Then rather than letting the fall put him off chairs, he uses the thing that hurt him as a step up to something even bigger.

The pain becomes a stepping stone.

When something causes you to fall, don’t avoid it, use it as a step to something bigger.

0028 Art, Creativity, and Theological Arguments in favour of Heavy Metal. Sort of.

christianity, faith, theology, thoughts

Art is subjective.

It’s interpretation and experience relies on the observer or the listener.

I believe God is a creator and as we’re made in His image, that creative spark rests in all of us, and all art is born of that spark.

So, logically, two listeners of a song can have very different experiences of the song, and an entirely different one from what the writer intended.

Therefore isn’t it possible to take a secular song and find something that touches your soul in a way a religious song might not? Isn’t it possible to have a deep experience that builds your faith because of that divine creativity?

If something is created, can it point to the Creator of it’s creator? Does that divine creativity flow even where it remains unacknowledged or denied?

Long story short: can I listen to Audioslave without feeling guilty for skipping the Bethel track before it?

0026 Ran out of Papyrus

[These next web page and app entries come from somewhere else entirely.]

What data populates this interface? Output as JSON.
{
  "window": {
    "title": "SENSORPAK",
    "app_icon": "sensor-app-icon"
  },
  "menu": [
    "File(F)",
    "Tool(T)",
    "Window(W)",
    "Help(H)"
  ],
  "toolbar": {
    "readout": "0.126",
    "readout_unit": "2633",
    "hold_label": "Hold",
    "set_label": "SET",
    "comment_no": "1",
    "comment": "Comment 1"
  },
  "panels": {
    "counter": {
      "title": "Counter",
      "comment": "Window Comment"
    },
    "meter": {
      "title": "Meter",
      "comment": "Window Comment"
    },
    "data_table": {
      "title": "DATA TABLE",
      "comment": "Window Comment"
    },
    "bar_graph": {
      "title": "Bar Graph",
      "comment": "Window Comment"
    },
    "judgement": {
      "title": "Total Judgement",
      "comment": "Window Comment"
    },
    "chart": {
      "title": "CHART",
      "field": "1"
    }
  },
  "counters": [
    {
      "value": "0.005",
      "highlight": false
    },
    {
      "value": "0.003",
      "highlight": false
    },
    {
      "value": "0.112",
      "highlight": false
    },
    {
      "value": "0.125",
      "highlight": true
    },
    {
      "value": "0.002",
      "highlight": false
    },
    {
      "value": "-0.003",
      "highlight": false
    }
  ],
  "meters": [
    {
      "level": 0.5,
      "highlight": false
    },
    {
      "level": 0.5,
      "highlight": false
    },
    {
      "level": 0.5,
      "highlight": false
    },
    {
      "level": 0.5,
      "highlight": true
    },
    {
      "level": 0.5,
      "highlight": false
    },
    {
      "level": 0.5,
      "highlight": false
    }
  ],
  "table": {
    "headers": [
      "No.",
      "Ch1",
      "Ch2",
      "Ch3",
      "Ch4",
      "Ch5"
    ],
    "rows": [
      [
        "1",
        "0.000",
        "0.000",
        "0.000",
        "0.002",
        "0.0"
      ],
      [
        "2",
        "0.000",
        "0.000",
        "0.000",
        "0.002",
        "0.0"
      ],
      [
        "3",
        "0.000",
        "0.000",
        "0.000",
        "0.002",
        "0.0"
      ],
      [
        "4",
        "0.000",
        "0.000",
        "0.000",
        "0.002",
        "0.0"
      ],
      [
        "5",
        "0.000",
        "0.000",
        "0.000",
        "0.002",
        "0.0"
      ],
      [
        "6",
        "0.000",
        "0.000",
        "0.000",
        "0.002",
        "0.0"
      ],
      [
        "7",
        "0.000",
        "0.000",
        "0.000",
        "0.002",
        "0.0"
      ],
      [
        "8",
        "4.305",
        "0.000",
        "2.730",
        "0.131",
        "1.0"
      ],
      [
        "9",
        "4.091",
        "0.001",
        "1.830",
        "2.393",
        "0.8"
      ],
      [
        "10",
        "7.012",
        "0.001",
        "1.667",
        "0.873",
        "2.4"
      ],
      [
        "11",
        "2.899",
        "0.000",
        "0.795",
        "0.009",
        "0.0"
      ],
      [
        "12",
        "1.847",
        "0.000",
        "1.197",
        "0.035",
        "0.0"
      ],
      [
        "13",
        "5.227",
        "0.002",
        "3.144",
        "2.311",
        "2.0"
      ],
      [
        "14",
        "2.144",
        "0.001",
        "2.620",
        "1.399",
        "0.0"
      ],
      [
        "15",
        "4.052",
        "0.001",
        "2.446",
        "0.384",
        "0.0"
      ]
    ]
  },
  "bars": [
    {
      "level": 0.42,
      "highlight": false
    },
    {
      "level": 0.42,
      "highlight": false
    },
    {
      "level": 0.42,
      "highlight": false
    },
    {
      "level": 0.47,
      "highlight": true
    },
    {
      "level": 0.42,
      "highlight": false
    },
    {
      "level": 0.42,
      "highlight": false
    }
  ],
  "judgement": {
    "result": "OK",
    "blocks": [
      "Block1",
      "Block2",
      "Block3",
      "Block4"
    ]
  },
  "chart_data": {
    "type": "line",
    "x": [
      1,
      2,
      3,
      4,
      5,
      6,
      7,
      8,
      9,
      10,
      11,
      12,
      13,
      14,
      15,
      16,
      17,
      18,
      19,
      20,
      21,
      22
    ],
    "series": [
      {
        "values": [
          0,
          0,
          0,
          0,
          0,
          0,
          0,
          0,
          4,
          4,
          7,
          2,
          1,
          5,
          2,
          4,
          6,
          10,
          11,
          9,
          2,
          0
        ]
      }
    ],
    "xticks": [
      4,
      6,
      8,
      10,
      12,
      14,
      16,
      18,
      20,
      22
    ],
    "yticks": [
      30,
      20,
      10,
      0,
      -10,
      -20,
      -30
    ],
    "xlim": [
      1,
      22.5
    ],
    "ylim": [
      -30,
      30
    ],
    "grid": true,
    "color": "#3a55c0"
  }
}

One of the things I’ve gotten into trouble for since meeting my wife is using my hands as post-it notes. I doodle, I capture ideas, I write reminders. Since my daughter has been able to talk she tells me off for it too. It’s a good system though; as I get in trouble I look at the offending area and it reminds me to do whatever I’d put there so I didn’t forget to do it.
I even tried writing “don’t write on your hands” on my hands, but that faired no better. Now I simply agree and wash the brainstorms away, but then I stumbled on this verse. Now I’ve got Biblical context to support my ink-based misdemeanours:

Look, I’ve written your names on the backs of my hands…

(Isaiah 49:15-18 MSG)

If God does it, it must be kosher right? I test it and report back if my theological argument holds water against my daughter…


0025 I didn’t Noah that…

christianity, random, theology

Have you ever wondered how Noah coped with all those animals, feeding and cleaning them?
What about how he stopped lions eating the chihuahua herds?
Or maybe what did Noah eat? Or do for fun? Did he have a copy of Risk and a deck of cards?
Or what really happened to the unicorns and dinosaurs?

Maybe I can help. Over on Facebook I’m doing a carefully researched* and theologically crafted exploration of Noah. You can follow along and get deep meaningful answers to all of these spiritual conundrums and many many more.

* Research in this context consists of reading Genesis, watching Evan Almighty, and playing with my sons Noah’s Ark toys. I did consider rowing across a lake with a llama in the boat but thought better of it.